The solution: regular audits, and most importantly, test that things are working as desired.
The problem: firewalls depend on rulesets to allow or block packets. Incomplete, incorrect or sloppy rulesets cause issues.
The solution: regular audits, of course. Also avoid making “temporary” rules to test out new things, because you’ll forget and they’ll become permanent.
The problem: content filters limit what users can view on a network. If the rules are too broad, you might be blocking valid or important resources.
The solution: make sure that your content filters are specialized to your organization, and that you can act to address miscommunications.
The problem: access points can be configured with rules about which traffic to grant or deny access to a network. These rules and criteria can get unwieldy to manage.
The solution: same old answer… audits and security tools to manage things at scale.
Weak Security Configurations
The problem: weak security configurations are configuration parameter choices that result in greater security risks.
The solution: avoid alloying deprecated protocols or cipher suites. Don’t allow users to have weak passwords or unlimited password attempts, and so on.
The problem: poorly trained users can weaken the security posture of a company, even if all your hardware and software is configured well.
The solution: invest in regular training for your employees.
The problem: personnel don’t adhere to written policies of the organization.
The solution: if it’s a knowledge issue, invest in policy-specific training. If it’s an awareness issue, invest in awareness training. If it’s willful disobedience, make sure your HR policy has teeth.
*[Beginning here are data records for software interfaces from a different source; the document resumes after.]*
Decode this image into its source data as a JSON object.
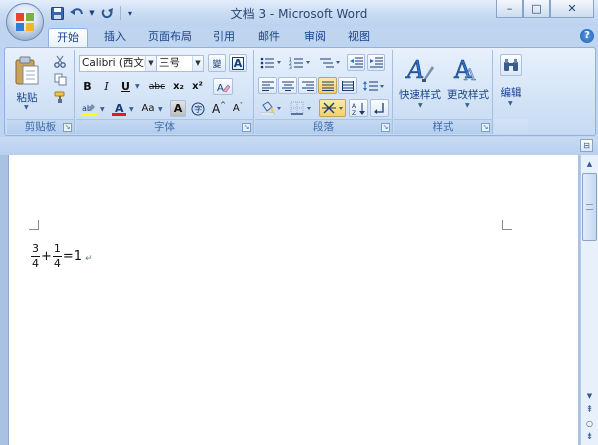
{
  "window": {
    "title": "文档 3 - Microsoft Word",
    "controls": {
      "minimize": "–",
      "maximize": "□",
      "close": "✕"
    }
  },
  "quick_access": {
    "save_icon": "save-icon",
    "undo_icon": "undo-icon",
    "redo_icon": "redo-icon",
    "customize_icon": "customize-icon"
  },
  "tabs": [
    {
      "label": "开始",
      "active": true
    },
    {
      "label": "插入"
    },
    {
      "label": "页面布局"
    },
    {
      "label": "引用"
    },
    {
      "label": "邮件"
    },
    {
      "label": "审阅"
    },
    {
      "label": "视图"
    }
  ],
  "help": "?",
  "ribbon": {
    "clipboard": {
      "label": "剪贴板",
      "paste_label": "粘贴"
    },
    "font": {
      "label": "字体",
      "font_name": "Calibri (西文i",
      "font_size": "三号",
      "bold": "B",
      "italic": "I",
      "underline": "U",
      "strikethrough": "abc",
      "subscript": "x₂",
      "superscript": "x²",
      "font_color_letter": "A",
      "change_case": "Aa",
      "grow": "A",
      "shrink": "A"
    },
    "paragraph": {
      "label": "段落"
    },
    "styles": {
      "label": "样式",
      "quick_styles": "快速样式",
      "change_styles": "更改样式"
    },
    "editing": {
      "label": "编辑"
    }
  },
  "document": {
    "equation": {
      "frac1_num": "3",
      "frac1_den": "4",
      "plus": "+",
      "frac2_num": "1",
      "frac2_den": "4",
      "equals": "=1",
      "paragraph_mark": "↵"
    }
  },
  "colors": {
    "accent": "#15428b",
    "ribbon_bg": "#d3e3f6",
    "highlight": "#f8cf6b",
    "font_red": "#e21b1b",
    "highlight_yellow": "#ffff00"
  }
}
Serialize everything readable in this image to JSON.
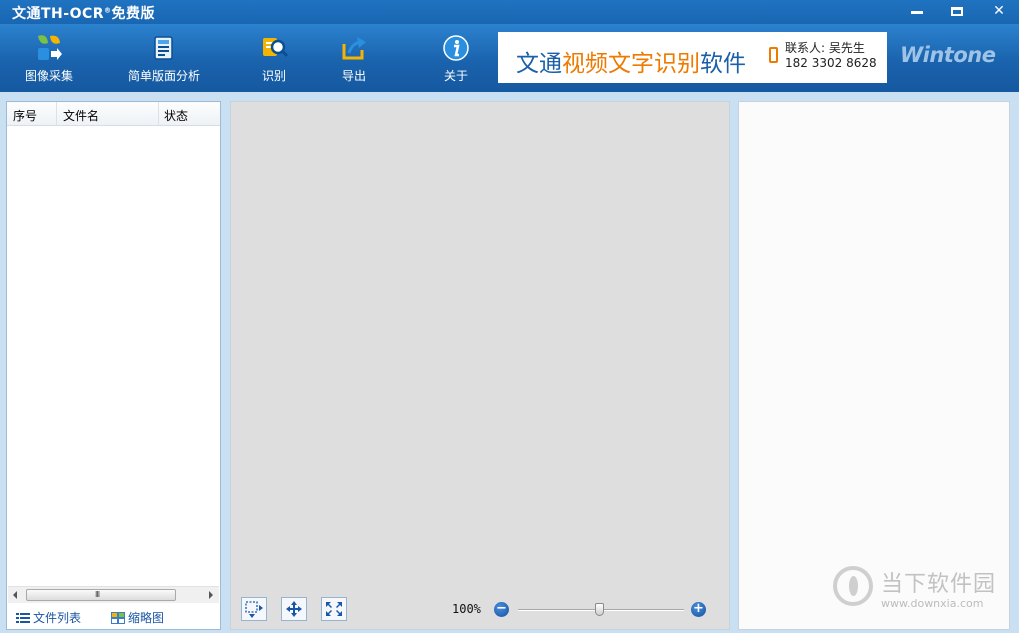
{
  "window": {
    "title": "文通TH-OCR",
    "title_reg": "®",
    "title_suffix": "免费版",
    "minimize_icon": "minimize-icon",
    "maximize_icon": "maximize-icon",
    "close_glyph": "✕"
  },
  "toolbar": {
    "items": [
      {
        "label": "图像采集",
        "icon": "image-capture-icon",
        "has_dropdown": true
      },
      {
        "label": "简单版面分析",
        "icon": "layout-analysis-icon",
        "has_dropdown": true
      },
      {
        "label": "识别",
        "icon": "recognize-icon",
        "has_dropdown": false
      },
      {
        "label": "导出",
        "icon": "export-icon",
        "has_dropdown": true
      },
      {
        "label": "关于",
        "icon": "info-icon",
        "has_dropdown": false
      }
    ]
  },
  "ad": {
    "part1": "文通",
    "part2": "视频文字识别",
    "part3": "软件",
    "contact_label": "联系人: 吴先生",
    "contact_phone": "182 3302 8628",
    "brand": "Wintone"
  },
  "file_list": {
    "columns": [
      "序号",
      "文件名",
      "状态"
    ],
    "rows": [],
    "scroll_grip": "III"
  },
  "bottom_tabs": {
    "list_view": "文件列表",
    "thumbnail_view": "缩略图"
  },
  "image_view": {
    "zoom_level": "100%",
    "zoom_minus": "−",
    "zoom_plus": "+",
    "zoom_fraction": 0.5,
    "tools": [
      "select-region-icon",
      "pan-icon",
      "fit-window-icon"
    ]
  },
  "watermark": {
    "text": "当下软件园",
    "url": "www.downxia.com"
  },
  "colors": {
    "title_bar": "#1f73c0",
    "toolbar": "#1a63ad",
    "accent_orange": "#ee7a00",
    "link_blue": "#1a56a6"
  }
}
The problem: users inside the system who have access to and permissions on a network abuse their trust for malicious means.
The solution: make sure HR is screening new hires. Make sure you’re monitoring employee activity. And make sure you’ve got separation of duties so no single person has too much power.
The problem: attackers use social engineering against your employees.
The solution: provide your employees with comprehensive awareness training so that they can recognize and combat social engineering attacks.
The problem: social media over-sharing can result in giving away confidential information. This might help attackers with their social engineering attacks. And, employees with extreme viewpoints that they share online might land the company in hot water.
The solution: have some kind of social-media policy that lets employees know what company information is acceptable to share. Work with HR on the “extreme viewpoints” thing.
Use of Personal E-Mail
The problem: use of personal email means it’s easier for data exfiltration to happen. It also means that it’s easier for malware to get in.
The solution: prohibit use of personal email.
The problem: installation and use of software that shouldn’t be allowed on a system.
The solution: use whitelisting to restrict what can run on a machine. Don’t give users permission to install programs. Regularly audit things.
The problem: not a problem so much as a means of monitoring progress (or lack thereof).
The solution: measure the system’s current state by use of tools (default passwords, permission issues, and so on). Regularly re-measure the system and track progress or issues.
License Compliance Violations
The problem: you need valid licenses to run commercial software. If the license is not valid, then some or all of the software functionality will be unusable.
The solution: have a system to regularly check licenses and update them in a timely manner.
The problem: understanding what hardware and software you have, where it is, and how it’s configured is difficult at scale.
The solution: use tools and processes to make this a regular and as-much-as-possible automated task.
The problem: any issues related to authentication. This could mean leaving default passwords, it could also mean repeated failed logins. You get the idea.
The solution: avoid leaving default passwords in place. Log when users log-in, log-out, or have a failed log-in attempt, as needed. Act on brute-force login attempts.